One of the most studied phenomena is the so-called polar displacement that the poles experience as a consequence of tiny deviations in the axis of terrestrial rotation.
Now, a study by experts from NASA’s Jet Propulsion Laboratory (JPL) in Pasadena (United States) calculates that during the 20th century, Earth’s rotation axis has shifted by 10 centimeters per year; that is, about 10 meters in 100 years.
Bad, Bad Climate Change
Experts note that in general, the redistribution of mass on and within the Earth, such as changes in the earth, ice sheets, oceans and the flow of the mantle, affects the rotation of the planet.
As temperatures increased throughout the 20th century, the Greenland ice mass decreased.
The authors of this research, published in the magazine Earth and Planetary Science Letters emphasize that among the causes of this alteration are the loss of mass of ice in polar areas (mainly in Greenland), the glacial rebound and the convection of the mantle.

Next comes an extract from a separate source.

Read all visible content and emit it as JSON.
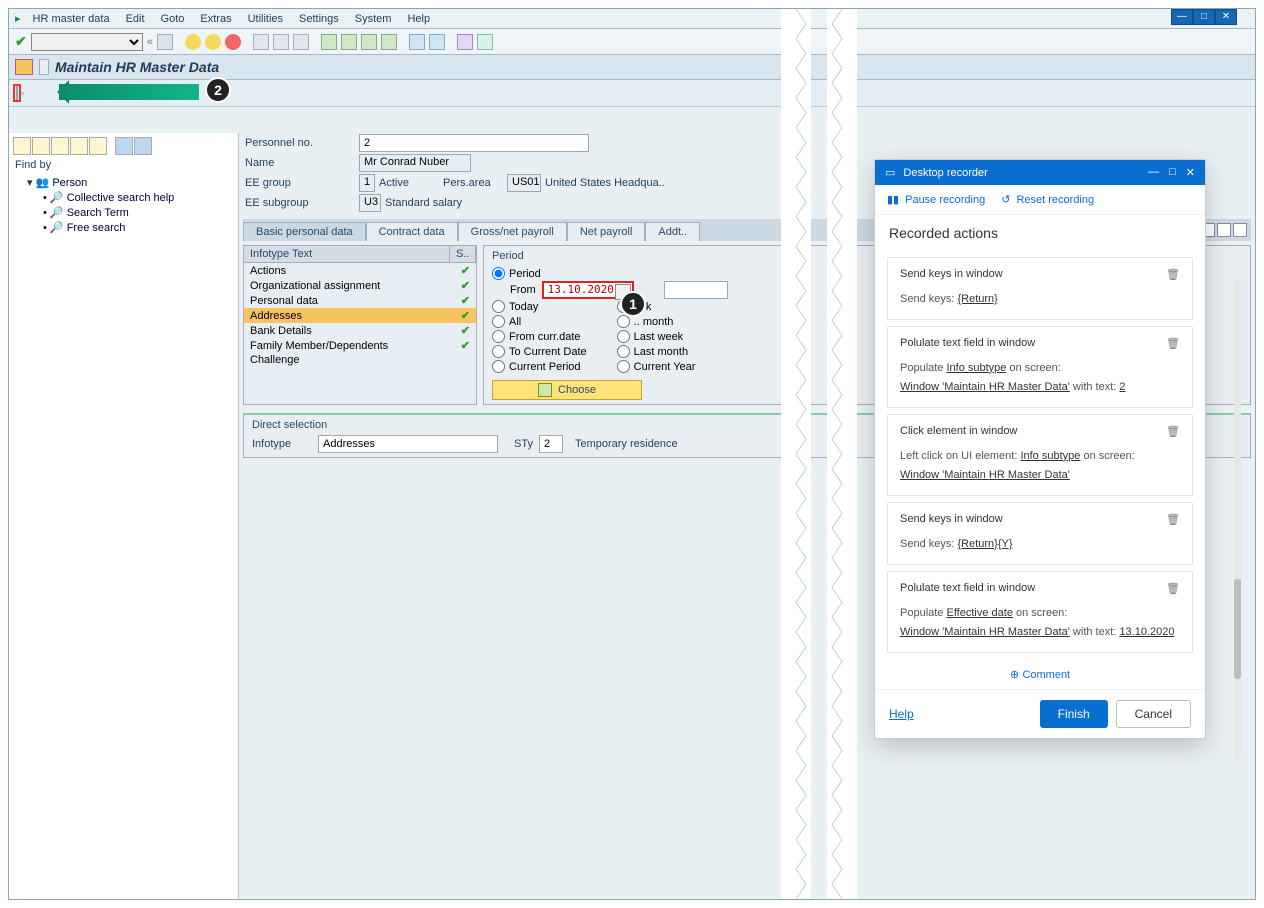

According to NASA, “a total of about 7,500 gigatons — the weight of more than 20 million Empire State Buildings — of Greenland’s ice melted into the ocean during this time period. This means that Greenland is one of the top contributors of mass being transferred into Earth’s oceans, eventually causing sea level to rise and, consequently, producing a drift in Earth’s spin axis.”
“There is a geometrical effect that if you have a mass that is 45 degrees from the North Pole — which Greenland is — or from the South Pole (like Patagonian glaciers), it will have a bigger impact on shifting Earth’s spin axis than a mass that is right near the Pole,” said coauthor Eric Ivins, also of JPL.